● **Assignment**:
Could you report every line from the entries that includes the word "Chocolate"?

● **Saved entries**:
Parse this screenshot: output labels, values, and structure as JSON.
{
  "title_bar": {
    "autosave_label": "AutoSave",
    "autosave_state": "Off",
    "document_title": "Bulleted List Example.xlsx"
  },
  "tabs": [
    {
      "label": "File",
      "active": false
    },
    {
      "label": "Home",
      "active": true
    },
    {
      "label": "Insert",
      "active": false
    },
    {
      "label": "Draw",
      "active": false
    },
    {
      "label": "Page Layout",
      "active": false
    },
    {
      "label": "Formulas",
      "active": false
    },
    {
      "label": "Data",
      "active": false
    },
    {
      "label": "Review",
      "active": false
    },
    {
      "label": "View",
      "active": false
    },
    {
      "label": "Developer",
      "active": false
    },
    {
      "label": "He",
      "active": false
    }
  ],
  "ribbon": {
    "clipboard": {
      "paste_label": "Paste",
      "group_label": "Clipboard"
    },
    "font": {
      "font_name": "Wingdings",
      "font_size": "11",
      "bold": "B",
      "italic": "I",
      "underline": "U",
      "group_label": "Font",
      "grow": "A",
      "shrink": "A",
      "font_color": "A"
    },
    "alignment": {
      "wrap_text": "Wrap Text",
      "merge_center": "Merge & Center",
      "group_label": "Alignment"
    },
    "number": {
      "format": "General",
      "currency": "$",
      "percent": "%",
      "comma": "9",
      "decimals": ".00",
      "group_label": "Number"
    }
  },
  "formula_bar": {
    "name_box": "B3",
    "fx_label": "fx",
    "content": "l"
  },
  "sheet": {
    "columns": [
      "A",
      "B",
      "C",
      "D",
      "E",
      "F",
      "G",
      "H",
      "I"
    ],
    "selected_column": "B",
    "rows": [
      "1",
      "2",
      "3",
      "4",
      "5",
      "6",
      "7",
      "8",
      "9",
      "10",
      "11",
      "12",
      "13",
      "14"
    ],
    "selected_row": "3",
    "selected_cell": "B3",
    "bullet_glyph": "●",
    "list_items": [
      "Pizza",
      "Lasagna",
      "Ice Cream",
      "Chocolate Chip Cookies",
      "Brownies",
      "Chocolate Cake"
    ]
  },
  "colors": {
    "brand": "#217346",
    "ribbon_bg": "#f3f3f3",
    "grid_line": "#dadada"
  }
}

● **Exercise output**:
      "Chocolate Chip Cookies",
      "Chocolate Cake"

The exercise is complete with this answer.